Hello, I am restoring an old farm house and I am keeping the cast iron heaters. I am wondering what I should put in the boiler water to clean inside the cast iron radiators / heat lines.

Comments

  • Jamie Hall
    Jamie Hall Member Posts: 18,903
    Steam or hot water? If it's steam, there's no need to do anything at all for the radiators and the steam lines. Wet returns might need to be flushed, but that's just a matter of figuring out how to run water through them. If it's hot water, there are a number of cleaners which can be used -- if needed.
    Br. Jamie, osb
    Building superintendent/caretaker, 7200 sq. ft. historic house museum with dependencies in New England
  • RidgeReaper56
    RidgeReaper56 Member Posts: 7
    It's hot water
  • hot_rod
    hot_rod Member Posts: 16,272
    You could install and run a hydronic cleaner, just a strong detergent really.

    Then flush with a good flow rate to move out and rust and dirt particles.

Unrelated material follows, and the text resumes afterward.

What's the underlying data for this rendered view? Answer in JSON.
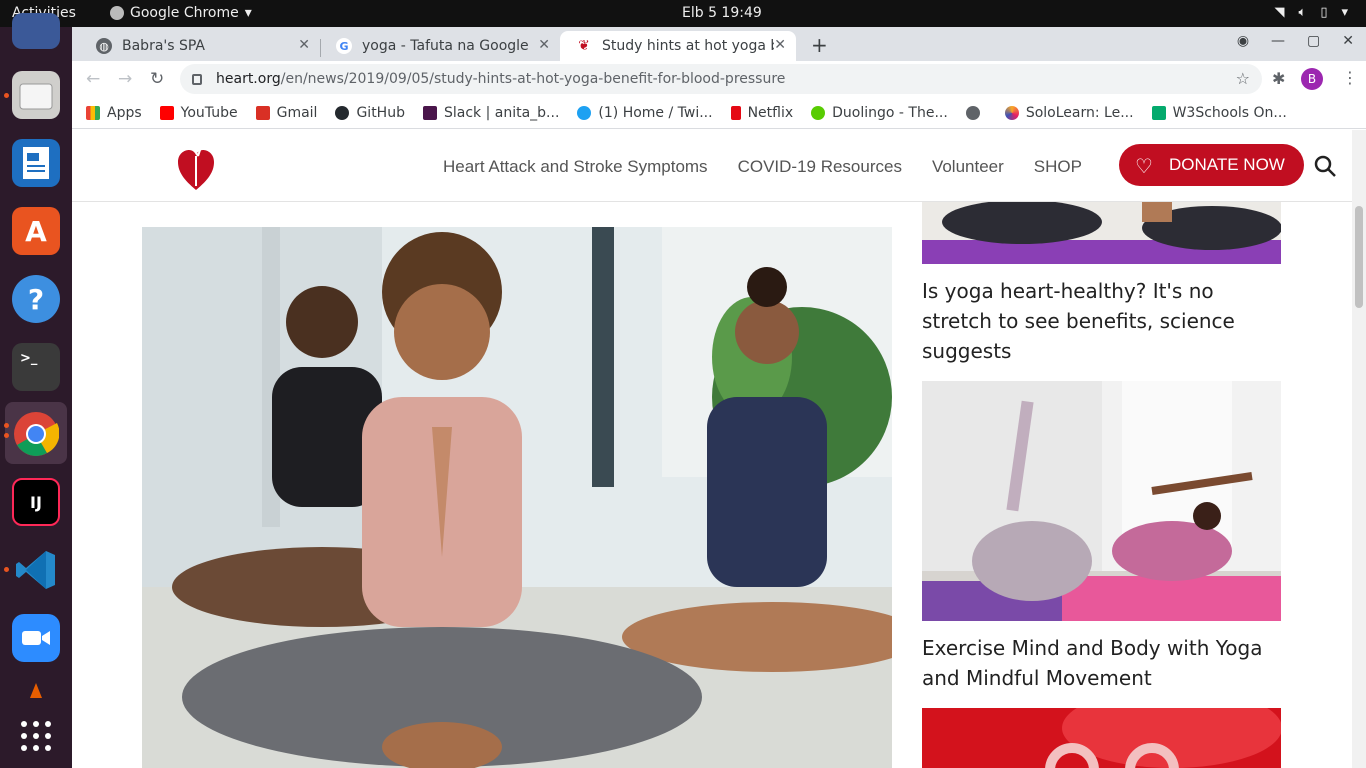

It is tough to get all the corrosion particles cleaned out of old rads like that.

    Best not to over pump them and strip up the crud that will get into circulators, boilers and control valves.

    I'd also add a good dirt separator with a magnetic function to help keep any crud that breaks loose out of the components.
    Bob "hot rod" Rohr
    trainer for Caleffi NA
    Living the hydronic dream
    RidgeReaper56Canucker
  • Gilmorrie
    Gilmorrie Member Posts: 160
    A hot water boiler shouldn't need to be flushed. By flushing you add a lot of water with dissolved or entrained oxygen - which leads to corrosion. Make sure that you have an operating air elimination device.
    RidgeReaper56
  • flat_twin
    flat_twin Member Posts: 318
    Glad to hear you're keeping those radiators. Seems like many remodeling jobs toss the cast iron rads in favor of forced air. If you replace the boiler down the road, thats the time to flush the heating system and add a corrosion inhibitor.
    kcoppRidgeReaper56
  • mikeg2015
    mikeg2015 Member Posts: 1,187
    A little crud sitting in the bottom the radiator would have a negligible impact on operation anyway.

    Use a good boiler treatment and follow the instructions. They may include a single flushing or just draining off crud from the return.

    A mentioned, a good dirt separator is a must have item, especially if a high efficiency boiler is used.

    An never drain a system once filled except for repairs. Keep it under pressure and fix any leaks even if minor.
    RidgeReaper56
  • RidgeReaper56
    RidgeReaper56 Member Posts: 7
    Thank you everyone for your input